- David Pollock
- 17 September 2021
We look at some of the best performances from Edinburgh's beloved multi-arts festival as it makes a triumphant move to evocative new spaces
In the shadow of Granton's austere old Gasworks, Hidden Door made a spectacular return this week. Filling a derelict warehouse with art and performance, and two back-to-back live music stages on a bit of paved brownfield scrubland, the festival's first couple of days offered a wealth of great work. Sitting squarely in the 'acquired taste' category (but also utterly loveable) was dance collective Something Smashing in the warehouse on Wednesday evening. With musicians in homemade tinfoil costumes walking the marked-off square of floorspace playing discordant saxophone blasts or scratchy cello, while dancers stretch and jerk into shapes which ambitiously mirrored the music, it's exactly the kind of thing you want to see at a disused warehouse in the middle of nowhere.
The biggest draw on Wednesday night's opening party were Pictish Trail, both a band (now featuring Fife-based sometime Super Furry Animal Guto Pryce on bass) and the alter ego of Eigg's electro-troubadour Johnny Lynch who was making up for lost time with delayed performances of his fifth album: Thumb World was cruelly released into the wild just weeks before lockdown hit. With the main stage's shimmering, expensive-looking lighting rig creating a sharp contrast to the gently glowing skeleton of the Gasworks on a hill behind, Lynch's new music suits the times, with moody, DIY grooves such as 'Turning Back' and 'Fear Anchor' sounding like a weary sigh of relief as the party finally got started.
On Thursday, a beautifully subdued highlight of a packed bill was Glasgow-based trio and 2020 Scottish Album Of The Year nominees Cloth, whose bleary-eyed ambient shoegaze fitted perfectly under the silver-grey early evening sky. Against tentative, subtly-picked guitar lines and softly-hit drums, Rachael Swinton's aching, whispered vocals call to mind a less arch, more human-sounding version of The xx. Back in the warehouse came theatre group Tortoise In A Nutshell with their acclaimed show Feral, a technical triumph which achieved an evocative ambience as its live Foley sound effects and voice parts echoed amid the rafters of this industrial space. The piece is an incredible work of contemporary puppetry, with small video cameras cutting between the cardboard residents of a quiet town which descends into anarchy when an opulent new 'supercade' mall imposes gentrification upon it.
Finally, Thursday evening's live music headliners The Orielles arrived from Halifax with a dizzying blend of quirky psychedelia and jangling indie-pop straight out of a student union in 1986, including the anthemic 'Sunflower Seeds' and the indie-punk dance groove 'Sugar Tastes Like Salt'. Unexpected and wonderful, they were a genuine treat, much like this top-rate festival which returned with a flourish.

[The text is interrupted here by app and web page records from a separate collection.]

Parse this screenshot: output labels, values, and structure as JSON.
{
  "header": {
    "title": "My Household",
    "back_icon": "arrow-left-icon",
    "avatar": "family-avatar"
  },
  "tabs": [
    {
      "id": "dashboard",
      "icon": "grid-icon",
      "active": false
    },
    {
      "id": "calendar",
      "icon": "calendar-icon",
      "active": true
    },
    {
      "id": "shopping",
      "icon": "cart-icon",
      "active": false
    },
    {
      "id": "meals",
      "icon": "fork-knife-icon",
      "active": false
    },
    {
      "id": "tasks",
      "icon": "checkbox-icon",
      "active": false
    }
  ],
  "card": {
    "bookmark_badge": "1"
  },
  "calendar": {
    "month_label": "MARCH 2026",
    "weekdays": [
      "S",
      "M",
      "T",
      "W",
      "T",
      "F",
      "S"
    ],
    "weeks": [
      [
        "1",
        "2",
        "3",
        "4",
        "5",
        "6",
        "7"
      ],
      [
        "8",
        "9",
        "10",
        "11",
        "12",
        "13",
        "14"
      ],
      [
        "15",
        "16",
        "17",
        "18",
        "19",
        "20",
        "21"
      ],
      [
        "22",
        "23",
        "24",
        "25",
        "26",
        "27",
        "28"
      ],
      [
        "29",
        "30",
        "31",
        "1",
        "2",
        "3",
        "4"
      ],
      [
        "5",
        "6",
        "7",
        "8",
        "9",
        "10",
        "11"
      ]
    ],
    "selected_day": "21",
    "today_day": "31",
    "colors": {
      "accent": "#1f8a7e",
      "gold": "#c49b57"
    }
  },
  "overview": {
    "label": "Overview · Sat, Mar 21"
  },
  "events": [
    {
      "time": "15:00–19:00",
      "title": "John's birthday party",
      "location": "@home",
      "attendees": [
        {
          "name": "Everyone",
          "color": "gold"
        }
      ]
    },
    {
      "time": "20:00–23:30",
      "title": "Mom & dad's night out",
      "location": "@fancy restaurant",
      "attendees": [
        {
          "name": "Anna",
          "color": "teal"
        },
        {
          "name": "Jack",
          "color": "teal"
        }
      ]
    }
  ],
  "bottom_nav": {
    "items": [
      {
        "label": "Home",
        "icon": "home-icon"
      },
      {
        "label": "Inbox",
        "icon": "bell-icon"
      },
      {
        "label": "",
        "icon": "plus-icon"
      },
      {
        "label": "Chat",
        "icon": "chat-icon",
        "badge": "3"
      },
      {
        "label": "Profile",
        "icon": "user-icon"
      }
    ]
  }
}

Hidden Door, Granton Gasworks and Warehouse, Edinburgh, until Sunday 19 September.